    Lastly, there are some tear-jerking scenes. My eyes welled up at some parts, but I stayed a man. I would give this a 9.5 out of 10 because of its imperfection, but the scores only allow whole numbers. So.... enjoy the movie.

  • A truly brilliant work by film maestro Stephen Chow! It is clever, comical and colourful all at once. by 10

    An absolute breakthrough...! From the refreshingly inventive script ("X-MEN Origins" of Pigsy, Sandy etc.), mind-boggling CGI, dazzling Kungfu, beautiful cinematography, belly-aching comedy (look out for the hilarious fish demon purification scene), to the evocative moment when your heart is touched and your eyes streaming wet; which explains why it broke China's box office records, reaching USD$100 million (over RMB$0.6 billion) in 8 days (the fastest ever), and taking in USD$12.5 million (RMB$78 million) on the opening day alone (another first).

    Stephen Chow has been honing his skill as a highly specialized film-maker par excellence, notably with Shaolin Soccer, Kung Fu Hustle, CJ7 and now Journey to the West - Conquering the Demons; injecting photo-realistic CGIs, comic innovations and content with a moral thread. Speaking of which, the key message that loving-kindness (Metta / Ci Ai / Universal Love) for all sentient beings is a transcendental quality that ultimately conquers ignorance, ego and hatred is conveyed pretty succinctly.*

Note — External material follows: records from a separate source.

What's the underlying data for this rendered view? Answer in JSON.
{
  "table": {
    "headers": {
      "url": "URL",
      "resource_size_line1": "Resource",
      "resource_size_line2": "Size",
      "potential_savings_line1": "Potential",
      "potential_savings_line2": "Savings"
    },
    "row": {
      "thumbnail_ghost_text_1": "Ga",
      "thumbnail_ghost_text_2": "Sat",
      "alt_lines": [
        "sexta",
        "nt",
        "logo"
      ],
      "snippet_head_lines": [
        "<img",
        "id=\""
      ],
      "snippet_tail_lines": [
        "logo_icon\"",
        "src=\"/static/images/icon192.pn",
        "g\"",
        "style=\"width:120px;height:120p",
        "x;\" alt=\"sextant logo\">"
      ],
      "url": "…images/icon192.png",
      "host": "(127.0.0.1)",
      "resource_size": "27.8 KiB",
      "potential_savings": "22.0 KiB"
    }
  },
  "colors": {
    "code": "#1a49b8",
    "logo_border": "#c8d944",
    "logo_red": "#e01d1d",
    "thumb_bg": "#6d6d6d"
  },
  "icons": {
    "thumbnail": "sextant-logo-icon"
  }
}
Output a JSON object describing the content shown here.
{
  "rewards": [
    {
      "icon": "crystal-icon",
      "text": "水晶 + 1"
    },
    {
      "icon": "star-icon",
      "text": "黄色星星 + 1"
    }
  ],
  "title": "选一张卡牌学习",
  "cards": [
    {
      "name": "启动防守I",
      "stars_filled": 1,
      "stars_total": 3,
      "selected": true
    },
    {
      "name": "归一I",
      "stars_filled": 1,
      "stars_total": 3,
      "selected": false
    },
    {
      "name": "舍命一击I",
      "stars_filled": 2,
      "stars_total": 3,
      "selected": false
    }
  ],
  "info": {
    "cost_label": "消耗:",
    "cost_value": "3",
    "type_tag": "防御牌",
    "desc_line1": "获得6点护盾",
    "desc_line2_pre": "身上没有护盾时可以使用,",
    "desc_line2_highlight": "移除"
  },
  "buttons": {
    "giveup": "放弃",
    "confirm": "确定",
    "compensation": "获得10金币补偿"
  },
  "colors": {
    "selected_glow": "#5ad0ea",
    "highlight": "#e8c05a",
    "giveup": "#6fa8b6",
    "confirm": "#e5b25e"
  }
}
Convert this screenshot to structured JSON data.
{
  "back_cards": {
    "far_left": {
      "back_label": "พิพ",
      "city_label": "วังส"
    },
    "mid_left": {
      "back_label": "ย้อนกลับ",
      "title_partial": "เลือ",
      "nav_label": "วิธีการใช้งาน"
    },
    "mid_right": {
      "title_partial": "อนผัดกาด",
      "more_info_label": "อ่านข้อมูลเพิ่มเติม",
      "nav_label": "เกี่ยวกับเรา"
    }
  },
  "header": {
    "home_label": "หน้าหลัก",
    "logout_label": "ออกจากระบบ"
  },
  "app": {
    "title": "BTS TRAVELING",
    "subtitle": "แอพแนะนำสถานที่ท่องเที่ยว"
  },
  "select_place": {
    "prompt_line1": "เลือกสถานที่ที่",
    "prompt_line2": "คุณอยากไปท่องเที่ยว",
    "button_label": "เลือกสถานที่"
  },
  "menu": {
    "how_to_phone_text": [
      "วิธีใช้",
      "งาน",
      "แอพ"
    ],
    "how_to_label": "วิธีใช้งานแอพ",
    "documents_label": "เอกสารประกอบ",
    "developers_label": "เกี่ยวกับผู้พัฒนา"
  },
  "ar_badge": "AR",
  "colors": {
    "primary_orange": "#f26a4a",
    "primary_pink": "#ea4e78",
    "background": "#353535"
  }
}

    Having watched it in both 2D and 3D, I must say that the stereoscopic version certainly heightened the virtual realism that gave James Cameron's Avatar an extra oomph.

    The bad thing about this movie is - it leaves you hungry for even more, despite the running time being nearly 2 hours (110 min) in its cinematic version. Hopefully, Stephen Chow decides to produce a sequel, which would almost certainly need to feature a celestial dragon, perhaps like the magnificent one from Sam Neill's The Dragon Pearl.

    *See Dhammapada (Ancient Collection of Short Sayings by The Buddha) Verse 5 - Hatred is never appeased by hatred. It is appeased only by loving-kindness. This is a timeless law.

1Stephen Chowdirector
2Chi-kin Kwokdirector
3Xin Huowriter
4Yun Wangwriter
5Chi Keung Fungwriter
6Zhengyu Luwriter